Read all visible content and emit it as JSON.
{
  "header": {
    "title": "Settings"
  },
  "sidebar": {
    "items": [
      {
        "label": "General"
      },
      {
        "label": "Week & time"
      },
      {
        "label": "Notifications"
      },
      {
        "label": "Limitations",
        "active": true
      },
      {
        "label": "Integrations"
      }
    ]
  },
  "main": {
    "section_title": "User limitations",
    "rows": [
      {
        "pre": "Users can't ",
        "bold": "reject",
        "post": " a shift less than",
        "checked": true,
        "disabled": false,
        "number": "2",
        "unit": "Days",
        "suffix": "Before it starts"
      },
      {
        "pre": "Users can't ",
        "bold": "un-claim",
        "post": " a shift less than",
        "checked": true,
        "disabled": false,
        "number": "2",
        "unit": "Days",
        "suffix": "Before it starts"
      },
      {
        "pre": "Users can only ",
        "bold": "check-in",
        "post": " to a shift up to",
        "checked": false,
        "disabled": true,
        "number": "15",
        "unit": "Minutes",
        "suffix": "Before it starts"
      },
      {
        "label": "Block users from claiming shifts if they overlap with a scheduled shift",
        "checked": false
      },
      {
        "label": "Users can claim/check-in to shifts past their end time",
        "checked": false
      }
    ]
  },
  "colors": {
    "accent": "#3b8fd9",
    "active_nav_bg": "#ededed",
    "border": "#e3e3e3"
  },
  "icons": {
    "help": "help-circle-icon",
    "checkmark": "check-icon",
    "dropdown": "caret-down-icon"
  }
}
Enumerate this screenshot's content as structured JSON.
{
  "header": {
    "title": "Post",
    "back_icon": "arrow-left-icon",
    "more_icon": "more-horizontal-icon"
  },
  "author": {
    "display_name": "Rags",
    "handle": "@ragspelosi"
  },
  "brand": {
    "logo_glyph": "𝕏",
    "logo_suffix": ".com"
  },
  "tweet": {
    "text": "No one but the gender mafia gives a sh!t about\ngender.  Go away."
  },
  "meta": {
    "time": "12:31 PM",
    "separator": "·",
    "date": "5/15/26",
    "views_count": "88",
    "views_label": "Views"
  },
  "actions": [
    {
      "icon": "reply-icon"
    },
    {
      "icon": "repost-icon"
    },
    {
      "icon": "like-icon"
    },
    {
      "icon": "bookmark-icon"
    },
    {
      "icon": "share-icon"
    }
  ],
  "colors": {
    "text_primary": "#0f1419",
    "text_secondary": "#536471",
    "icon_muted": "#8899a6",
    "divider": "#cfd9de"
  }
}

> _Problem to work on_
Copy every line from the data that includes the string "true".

> _Exercise answer_
        "active": true
        "checked": true,
        "checked": true,
        "disabled": true,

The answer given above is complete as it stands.